Contraindications to AC administration include an unprotected airway, GI tract perforation, patients at risk for GI tract perforation or hemorrhage, and patients at risk for aspiration. It can affect visualization in patients needing endoscopy. It should not be used in patients with a GI obstruction. Finally, patients that are already hyperosmolar should be treated with caution. Overall, complications with AC administration are relatively infrequent. It has a wide safety margin; doses of 15 gram/kg are not fatal. Some animals will vomit after administration; we often give a parental antiemetic prior. There are reports of corneal abrasions as a result of direct contact. With repeated dosing, constipation can occur. Another important potential complication is hypernatremia. This is seen in young animals, animals receiving multiple doses, and with cathartics. AC results in osmotic fluid shifts into the intestinal tract. Patients with increased free water loss and those that are severely dehydrated are also more prone to the development of hypernatremia. Ideally, hydration status should be evaluated before administration of AC. It is recommended to monitor the sodium level 2-4 hours after administration of AC/sorbitol. To help avoid development of hypernatremia, patients can be placed on IV fluids, especially if they are dehydrated.
In summary, the risks and benefits of AC administration should be considered for each individual case. As it is an inexpensive treatment with few complications, it is frequently appropriate to use in cases of known and unknown toxin ingestion.
For more information about Angell’s Emergency/Critical Care service, please visit www.angell.org/emergency. Dr. Sumner can be reached at MSPCA-Angell West in Waltham at 781-902-8400.
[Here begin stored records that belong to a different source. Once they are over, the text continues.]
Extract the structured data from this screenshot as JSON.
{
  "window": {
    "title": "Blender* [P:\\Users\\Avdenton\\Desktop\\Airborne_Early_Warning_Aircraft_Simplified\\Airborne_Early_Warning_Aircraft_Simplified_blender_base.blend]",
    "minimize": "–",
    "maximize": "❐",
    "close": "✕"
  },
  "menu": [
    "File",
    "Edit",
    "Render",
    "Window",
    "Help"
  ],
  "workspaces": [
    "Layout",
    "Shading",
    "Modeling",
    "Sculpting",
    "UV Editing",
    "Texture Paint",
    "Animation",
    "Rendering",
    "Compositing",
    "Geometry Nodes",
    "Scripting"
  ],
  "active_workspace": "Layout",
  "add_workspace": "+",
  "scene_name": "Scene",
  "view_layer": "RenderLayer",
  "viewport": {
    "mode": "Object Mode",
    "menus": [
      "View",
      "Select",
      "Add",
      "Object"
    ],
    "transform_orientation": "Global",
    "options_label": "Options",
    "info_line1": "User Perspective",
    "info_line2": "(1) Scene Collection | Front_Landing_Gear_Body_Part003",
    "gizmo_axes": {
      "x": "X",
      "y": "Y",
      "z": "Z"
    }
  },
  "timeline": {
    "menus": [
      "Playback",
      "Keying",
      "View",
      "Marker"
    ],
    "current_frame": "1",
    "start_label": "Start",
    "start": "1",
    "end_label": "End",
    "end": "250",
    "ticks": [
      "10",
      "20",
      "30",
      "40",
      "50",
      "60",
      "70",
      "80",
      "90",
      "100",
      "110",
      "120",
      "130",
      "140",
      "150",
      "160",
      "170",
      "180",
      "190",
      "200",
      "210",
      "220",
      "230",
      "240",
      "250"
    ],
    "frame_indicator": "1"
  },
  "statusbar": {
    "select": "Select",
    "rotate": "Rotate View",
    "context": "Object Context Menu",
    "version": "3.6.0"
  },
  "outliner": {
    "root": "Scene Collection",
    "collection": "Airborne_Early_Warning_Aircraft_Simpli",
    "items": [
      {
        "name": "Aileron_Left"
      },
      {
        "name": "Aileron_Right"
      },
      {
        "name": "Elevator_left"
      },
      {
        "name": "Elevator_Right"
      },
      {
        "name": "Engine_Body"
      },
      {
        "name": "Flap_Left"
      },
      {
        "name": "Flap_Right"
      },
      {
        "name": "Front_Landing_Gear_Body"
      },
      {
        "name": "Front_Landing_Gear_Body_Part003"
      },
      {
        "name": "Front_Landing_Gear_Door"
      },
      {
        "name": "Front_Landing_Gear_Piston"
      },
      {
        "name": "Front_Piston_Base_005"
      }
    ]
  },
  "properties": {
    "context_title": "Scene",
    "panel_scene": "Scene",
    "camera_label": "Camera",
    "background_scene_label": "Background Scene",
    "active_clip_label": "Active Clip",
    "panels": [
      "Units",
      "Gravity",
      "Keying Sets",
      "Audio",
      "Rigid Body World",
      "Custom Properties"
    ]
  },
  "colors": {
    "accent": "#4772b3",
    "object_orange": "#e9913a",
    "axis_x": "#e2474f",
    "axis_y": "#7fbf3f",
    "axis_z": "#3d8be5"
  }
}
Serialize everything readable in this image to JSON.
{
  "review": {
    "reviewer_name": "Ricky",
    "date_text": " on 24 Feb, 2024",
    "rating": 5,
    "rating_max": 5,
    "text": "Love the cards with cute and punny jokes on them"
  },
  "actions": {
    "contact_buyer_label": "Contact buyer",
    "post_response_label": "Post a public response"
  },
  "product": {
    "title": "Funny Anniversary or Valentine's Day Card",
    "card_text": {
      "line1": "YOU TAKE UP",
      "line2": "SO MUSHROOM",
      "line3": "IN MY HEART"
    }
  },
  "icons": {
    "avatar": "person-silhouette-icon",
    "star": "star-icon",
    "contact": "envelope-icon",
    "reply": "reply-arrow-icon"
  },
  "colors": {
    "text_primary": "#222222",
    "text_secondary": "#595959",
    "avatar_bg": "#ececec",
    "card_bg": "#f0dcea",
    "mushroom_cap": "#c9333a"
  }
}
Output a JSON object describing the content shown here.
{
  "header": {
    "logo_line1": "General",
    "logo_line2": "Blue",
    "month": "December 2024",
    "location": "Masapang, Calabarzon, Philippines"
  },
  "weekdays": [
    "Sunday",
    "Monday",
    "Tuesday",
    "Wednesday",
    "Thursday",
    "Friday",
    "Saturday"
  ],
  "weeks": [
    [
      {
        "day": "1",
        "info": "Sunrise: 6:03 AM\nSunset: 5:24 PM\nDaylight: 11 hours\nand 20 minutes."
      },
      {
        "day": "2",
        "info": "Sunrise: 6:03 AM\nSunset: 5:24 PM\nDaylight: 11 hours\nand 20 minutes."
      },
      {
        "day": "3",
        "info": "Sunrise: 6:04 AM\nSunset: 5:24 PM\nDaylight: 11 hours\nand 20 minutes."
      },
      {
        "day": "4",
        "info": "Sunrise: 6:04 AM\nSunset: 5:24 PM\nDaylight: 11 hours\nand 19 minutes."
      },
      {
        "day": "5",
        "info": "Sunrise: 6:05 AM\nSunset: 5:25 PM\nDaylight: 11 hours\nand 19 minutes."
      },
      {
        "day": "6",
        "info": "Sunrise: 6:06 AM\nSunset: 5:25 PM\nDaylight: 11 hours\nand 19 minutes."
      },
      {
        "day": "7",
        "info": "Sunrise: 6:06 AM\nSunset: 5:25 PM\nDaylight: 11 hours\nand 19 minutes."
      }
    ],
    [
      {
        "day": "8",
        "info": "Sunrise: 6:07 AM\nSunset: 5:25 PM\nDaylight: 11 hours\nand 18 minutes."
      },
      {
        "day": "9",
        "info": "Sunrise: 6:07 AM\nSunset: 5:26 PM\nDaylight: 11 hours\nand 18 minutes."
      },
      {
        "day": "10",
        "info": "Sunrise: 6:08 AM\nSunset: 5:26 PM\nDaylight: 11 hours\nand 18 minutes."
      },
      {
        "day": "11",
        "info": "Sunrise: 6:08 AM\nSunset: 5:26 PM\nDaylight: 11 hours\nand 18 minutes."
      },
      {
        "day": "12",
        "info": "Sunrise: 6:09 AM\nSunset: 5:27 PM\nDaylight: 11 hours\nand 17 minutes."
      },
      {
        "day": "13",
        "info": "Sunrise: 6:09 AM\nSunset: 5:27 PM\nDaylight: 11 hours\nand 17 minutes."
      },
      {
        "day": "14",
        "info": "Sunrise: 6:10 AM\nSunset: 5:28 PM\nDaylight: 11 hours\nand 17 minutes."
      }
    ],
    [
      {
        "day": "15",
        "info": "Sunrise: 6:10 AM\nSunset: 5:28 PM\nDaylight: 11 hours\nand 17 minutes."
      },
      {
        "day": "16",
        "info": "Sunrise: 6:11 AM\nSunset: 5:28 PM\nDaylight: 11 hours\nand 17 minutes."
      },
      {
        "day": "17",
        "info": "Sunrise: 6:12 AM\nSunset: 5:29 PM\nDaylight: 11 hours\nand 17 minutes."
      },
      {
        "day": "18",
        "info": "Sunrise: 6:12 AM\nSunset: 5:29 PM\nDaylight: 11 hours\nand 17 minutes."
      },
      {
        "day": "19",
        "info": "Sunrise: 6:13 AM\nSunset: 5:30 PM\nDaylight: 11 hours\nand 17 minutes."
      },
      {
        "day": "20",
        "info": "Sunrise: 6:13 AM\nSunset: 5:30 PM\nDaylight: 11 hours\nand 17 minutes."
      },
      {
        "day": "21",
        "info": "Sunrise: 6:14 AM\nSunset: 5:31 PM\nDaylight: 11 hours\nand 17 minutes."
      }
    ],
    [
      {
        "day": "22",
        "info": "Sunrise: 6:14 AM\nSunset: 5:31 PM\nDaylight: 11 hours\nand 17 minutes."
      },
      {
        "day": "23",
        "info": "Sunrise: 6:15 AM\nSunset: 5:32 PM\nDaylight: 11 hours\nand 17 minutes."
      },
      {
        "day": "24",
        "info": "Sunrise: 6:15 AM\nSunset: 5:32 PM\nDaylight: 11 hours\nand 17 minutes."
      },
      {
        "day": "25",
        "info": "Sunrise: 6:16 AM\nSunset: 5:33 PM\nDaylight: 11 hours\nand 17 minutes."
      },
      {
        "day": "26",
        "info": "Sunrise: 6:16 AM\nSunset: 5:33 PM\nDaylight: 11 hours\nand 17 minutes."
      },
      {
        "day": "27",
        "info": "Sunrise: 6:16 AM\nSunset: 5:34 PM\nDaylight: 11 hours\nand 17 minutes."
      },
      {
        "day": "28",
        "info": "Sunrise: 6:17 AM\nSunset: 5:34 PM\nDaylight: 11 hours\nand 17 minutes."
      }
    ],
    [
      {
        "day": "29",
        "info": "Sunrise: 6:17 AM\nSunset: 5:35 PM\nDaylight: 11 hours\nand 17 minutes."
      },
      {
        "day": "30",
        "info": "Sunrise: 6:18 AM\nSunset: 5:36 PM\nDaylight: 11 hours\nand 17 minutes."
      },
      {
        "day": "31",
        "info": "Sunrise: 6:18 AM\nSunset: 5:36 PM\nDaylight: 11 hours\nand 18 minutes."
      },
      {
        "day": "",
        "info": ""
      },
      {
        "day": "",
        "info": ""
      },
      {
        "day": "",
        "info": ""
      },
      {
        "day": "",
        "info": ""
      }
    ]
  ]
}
American Academy of Clinical Toxicology. Position statement: single-dose activated charcoal. Clin Tox 1997; 35(7): 721-741.
American Academy of Clinical Toxicology. Position statement and practice guidelines on the use of multi-dose activated charcoal in the treatment of acute poisoning. Clin Tox 1999; 37(6): 731-751.
Bahri LE. Activated Charcoal. Comp of Vet Med 2008: 596-598
Ball A. Toxicology case: managing hypernatremia after activated charcoal administration. Vet Med, 2014.
Lapus RM. Activated charcoal for pediatric poisonings: the universal antidote? Curr Opin Pediatr. 2007; 19(2): 216-222.
Lee JA. Complications & controversies of decontamination: activated charcoal – to use or not to use? In: Proceedings of the American College of Veterinary Internal Medicine Conference. Anaheim (CA): 2010: 677-679.
Schildt J, Jutkowitz LA, Beal MW, et al. Effect of activated charcoal alone versus emesis and activated charcoal on carprofen absorption following experimental overdose in dogs. (abstract) J Vet Emerg Crit Care 2009: A6-A7.
Wilson HE, Humm KR. In vitro study of the effect of dog food on the adsorptive capacity of activated charcoal. J Vet Emerg Crit Care 2013; 23(3): 263-267.